It will be understood that various changes in the details, materials and arrangements of parts which have been described herein may be made by those skilled in the art within the principle and scope of the invention as expressed in the claims.

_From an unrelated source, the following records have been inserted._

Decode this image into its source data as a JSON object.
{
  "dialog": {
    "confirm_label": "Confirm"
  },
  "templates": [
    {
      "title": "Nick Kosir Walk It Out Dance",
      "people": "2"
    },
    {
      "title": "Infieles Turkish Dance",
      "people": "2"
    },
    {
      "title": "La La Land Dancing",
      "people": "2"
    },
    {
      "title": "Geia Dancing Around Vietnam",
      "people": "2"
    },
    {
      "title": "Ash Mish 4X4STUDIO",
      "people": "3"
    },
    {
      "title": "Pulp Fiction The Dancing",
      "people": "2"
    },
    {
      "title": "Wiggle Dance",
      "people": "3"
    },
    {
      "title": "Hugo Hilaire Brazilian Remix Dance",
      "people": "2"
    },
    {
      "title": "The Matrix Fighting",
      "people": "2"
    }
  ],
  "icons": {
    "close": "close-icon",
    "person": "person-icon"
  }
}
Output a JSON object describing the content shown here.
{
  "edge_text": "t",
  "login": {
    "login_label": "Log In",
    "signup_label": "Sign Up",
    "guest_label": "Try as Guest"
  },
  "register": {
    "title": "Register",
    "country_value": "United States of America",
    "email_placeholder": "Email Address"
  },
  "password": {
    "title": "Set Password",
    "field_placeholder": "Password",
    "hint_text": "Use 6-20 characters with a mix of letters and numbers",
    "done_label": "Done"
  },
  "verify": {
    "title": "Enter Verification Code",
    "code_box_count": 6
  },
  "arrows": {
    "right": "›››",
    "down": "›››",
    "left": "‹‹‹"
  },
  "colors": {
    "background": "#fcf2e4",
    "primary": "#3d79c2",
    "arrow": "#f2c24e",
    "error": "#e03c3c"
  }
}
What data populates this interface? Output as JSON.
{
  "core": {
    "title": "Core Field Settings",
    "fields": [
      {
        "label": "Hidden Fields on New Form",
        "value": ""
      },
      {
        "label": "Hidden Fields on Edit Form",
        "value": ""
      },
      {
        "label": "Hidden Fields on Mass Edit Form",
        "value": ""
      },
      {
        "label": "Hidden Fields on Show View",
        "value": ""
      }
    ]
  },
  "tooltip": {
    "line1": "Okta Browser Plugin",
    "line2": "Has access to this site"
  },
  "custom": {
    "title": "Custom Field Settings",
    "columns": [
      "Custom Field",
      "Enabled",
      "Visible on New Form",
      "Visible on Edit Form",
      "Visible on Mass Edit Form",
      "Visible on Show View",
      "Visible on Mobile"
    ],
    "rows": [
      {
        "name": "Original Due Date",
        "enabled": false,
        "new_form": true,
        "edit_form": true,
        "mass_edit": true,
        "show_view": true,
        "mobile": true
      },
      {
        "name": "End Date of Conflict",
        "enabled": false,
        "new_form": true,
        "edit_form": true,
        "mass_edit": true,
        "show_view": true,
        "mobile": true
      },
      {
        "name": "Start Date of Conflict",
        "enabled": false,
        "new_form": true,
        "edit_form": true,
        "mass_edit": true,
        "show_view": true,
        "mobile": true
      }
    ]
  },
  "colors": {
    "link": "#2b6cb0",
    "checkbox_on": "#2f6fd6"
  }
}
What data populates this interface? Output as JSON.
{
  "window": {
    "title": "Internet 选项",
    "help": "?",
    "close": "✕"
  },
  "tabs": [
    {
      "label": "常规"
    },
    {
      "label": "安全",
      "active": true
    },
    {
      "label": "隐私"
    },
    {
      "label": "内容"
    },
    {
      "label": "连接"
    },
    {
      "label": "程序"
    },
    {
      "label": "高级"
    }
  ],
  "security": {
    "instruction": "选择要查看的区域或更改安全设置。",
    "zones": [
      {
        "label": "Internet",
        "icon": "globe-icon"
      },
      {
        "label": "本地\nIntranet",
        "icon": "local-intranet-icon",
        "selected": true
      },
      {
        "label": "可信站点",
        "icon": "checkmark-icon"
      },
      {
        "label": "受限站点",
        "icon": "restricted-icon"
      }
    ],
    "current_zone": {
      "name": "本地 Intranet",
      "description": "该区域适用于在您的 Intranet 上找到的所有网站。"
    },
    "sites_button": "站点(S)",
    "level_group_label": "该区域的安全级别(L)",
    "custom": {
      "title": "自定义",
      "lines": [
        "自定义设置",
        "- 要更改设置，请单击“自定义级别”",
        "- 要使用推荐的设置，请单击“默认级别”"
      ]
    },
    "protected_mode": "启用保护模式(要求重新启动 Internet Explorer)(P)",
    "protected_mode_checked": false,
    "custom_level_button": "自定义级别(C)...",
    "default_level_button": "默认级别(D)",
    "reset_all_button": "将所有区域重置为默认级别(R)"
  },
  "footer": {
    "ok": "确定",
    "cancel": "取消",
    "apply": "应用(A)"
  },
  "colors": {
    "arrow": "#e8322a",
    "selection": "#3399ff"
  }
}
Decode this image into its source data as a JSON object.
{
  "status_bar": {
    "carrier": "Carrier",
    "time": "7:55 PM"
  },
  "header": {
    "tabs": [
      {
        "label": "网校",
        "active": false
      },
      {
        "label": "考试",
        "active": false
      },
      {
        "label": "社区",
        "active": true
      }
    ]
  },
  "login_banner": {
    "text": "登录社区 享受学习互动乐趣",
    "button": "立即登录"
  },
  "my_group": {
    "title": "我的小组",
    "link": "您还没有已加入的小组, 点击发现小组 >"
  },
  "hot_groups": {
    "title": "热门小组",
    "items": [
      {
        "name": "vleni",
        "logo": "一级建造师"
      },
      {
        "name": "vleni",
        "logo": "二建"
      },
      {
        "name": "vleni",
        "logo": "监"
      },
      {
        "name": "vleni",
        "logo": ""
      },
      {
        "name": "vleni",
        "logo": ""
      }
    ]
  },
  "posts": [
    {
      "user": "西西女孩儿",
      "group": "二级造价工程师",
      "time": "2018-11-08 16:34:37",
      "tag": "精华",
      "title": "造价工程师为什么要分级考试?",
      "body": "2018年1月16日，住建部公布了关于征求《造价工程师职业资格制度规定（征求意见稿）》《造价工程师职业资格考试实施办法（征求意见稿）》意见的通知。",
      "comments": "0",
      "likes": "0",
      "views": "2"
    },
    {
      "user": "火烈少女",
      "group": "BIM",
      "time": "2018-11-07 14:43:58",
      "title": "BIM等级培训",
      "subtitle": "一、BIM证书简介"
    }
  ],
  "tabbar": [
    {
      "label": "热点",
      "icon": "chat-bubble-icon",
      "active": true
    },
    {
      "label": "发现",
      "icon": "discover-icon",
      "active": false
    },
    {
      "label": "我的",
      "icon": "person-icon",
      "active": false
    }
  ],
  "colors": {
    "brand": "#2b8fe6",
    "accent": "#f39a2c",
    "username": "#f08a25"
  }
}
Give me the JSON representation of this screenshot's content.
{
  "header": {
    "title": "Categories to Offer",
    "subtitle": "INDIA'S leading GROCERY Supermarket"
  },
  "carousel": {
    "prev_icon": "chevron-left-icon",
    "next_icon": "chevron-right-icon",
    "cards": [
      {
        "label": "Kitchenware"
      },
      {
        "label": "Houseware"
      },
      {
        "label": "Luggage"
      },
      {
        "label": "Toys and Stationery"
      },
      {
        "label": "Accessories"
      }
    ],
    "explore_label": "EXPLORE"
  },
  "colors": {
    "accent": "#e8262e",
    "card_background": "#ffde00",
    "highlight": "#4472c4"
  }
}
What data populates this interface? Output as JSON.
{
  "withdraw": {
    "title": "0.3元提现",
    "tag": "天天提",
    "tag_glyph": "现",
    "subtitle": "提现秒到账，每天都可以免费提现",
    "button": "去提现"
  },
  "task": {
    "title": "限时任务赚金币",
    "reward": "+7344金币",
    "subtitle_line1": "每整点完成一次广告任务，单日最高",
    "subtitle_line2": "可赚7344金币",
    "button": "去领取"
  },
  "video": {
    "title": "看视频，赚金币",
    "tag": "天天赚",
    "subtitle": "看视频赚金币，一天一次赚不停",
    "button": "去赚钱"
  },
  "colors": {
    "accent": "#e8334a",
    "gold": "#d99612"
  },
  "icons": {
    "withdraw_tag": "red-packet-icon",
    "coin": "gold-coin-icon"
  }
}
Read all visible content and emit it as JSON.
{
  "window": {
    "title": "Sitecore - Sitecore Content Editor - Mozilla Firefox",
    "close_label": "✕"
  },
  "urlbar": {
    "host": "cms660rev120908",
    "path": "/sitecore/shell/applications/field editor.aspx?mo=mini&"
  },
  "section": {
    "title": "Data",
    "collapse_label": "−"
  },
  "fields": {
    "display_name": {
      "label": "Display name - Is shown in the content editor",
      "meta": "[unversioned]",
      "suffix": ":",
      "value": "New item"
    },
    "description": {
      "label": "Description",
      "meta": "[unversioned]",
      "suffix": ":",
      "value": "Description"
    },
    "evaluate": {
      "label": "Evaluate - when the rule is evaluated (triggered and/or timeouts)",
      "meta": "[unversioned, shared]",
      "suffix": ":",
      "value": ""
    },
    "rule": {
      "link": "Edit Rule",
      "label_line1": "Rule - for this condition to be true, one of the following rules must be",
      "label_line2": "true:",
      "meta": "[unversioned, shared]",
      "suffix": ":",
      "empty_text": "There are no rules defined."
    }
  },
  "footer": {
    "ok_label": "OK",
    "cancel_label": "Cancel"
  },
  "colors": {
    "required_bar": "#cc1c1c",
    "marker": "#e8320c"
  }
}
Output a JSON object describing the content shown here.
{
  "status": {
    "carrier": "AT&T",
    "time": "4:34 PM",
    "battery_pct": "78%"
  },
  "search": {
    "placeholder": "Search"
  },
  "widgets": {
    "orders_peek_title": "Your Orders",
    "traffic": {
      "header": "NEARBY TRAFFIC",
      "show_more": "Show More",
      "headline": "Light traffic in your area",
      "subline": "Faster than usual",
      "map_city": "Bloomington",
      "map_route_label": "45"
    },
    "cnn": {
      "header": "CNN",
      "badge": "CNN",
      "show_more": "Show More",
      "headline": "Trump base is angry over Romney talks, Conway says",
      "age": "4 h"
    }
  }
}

For example, the cross-section of the corona electrode could comprise any polygonal shape configuration such as a square, a rectangle, a pentagon, or any other shape such as an arcuate shape.
|Cited Patent||Filing date||Publication date||Applicant||Title|
|US4145386 *||Jun 29, 1977||Mar 20, 1979||Union Carbide Corporation||Method for the surface treatment of thermoplastic materials|
|US4291226 *||Mar 10, 1980||Sep 22, 1981||Armstrong Cork Company||Corona discharge electrode system|
|US4334144 *||Apr 7, 1980||Jun 8, 1982||Ezio Ferrarini||Corona effect surface treatment apparatus for sheet|
|US4774062 *||Jan 13, 1987||Sep 27, 1988||Alten Corporation||Corona discharge ozonator|
|US4841409 *||Nov 30, 1987||Jun 20, 1989||Klaus Kalwar||Method of manufacturing a corona discharge electrode and a corona discharge electrode produced by the method|
|US4908165 *||Oct 17, 1988||Mar 13, 1990||Reifenhauser Gmbh & Co., Maschinenfabrik||Apparatus for cooling a melt strip of thermoplastic synthetic resin and process|
|Citing Patent||Filing date||Publication date||Applicant||Title|
|US5648168 *||Jan 18, 1996||Jul 15, 1997||Praxair S.T. Technology, Inc.||Duplex coating for corona electrodes|
|US20040136884 *||Jan 9, 2003||Jul 15, 2004||Hogarth Derek J.||Apparatus for ozone production, employing line and grooved electrodes|
|US20040136885 *||Jan 9, 2003||Jul 15, 2004||Hogarth Derek J.||Apparatus and method for generating ozone|
|US20150115791 *||Oct 23, 2014||Apr 30, 2015||Oce-Technologies B.V.||Electrode for dielectric barrier discharge treatment of a substrate|
|CN102210074B||Nov 10, 2009||Nov 6, 2013||株式会社日冷食品||Surface treatment system|
|U.S. Classification||204/164, 204/292, 422/907, 422/186.19, 204/280, 422/186.22, 204/242|
|International Classification||H01T19/00, B29C59/10|
|Cooperative Classification||Y10S422/907, B29C59/10, H01T19/00|
|European Classification||B29C59/10, H01T19/00|
|Jun 22, 1993||AS||Assignment|
Owner name: PRAXAIR S.T. TECHNOLOGY, INC., CONNECTICUT
Free format text: ASSIGNMENT OF ASSIGNORS INTEREST;ASSIGNORS:FORD, KEITH GRAHAM;STEPHENSON, PETER KEVIN;HATCH, RUSSELL BRUCE;REEL/FRAME:006576/0609
Effective date: 19930616
|Sep 25, 1998||FPAY||Fee payment|
Year of fee payment: 4
|Sep 27, 2002||FPAY||Fee payment|
Year of fee payment: 8
|Oct 16, 2002||REMI||Maintenance fee reminder mailed|
|Oct 12, 2006||REMI||Maintenance fee reminder mailed|
|Mar 28, 2007||LAPS||Lapse for failure to pay maintenance fees|
|May 22, 2007||FP||Expired due to failure to pay maintenance fee|
Effective date: 20070328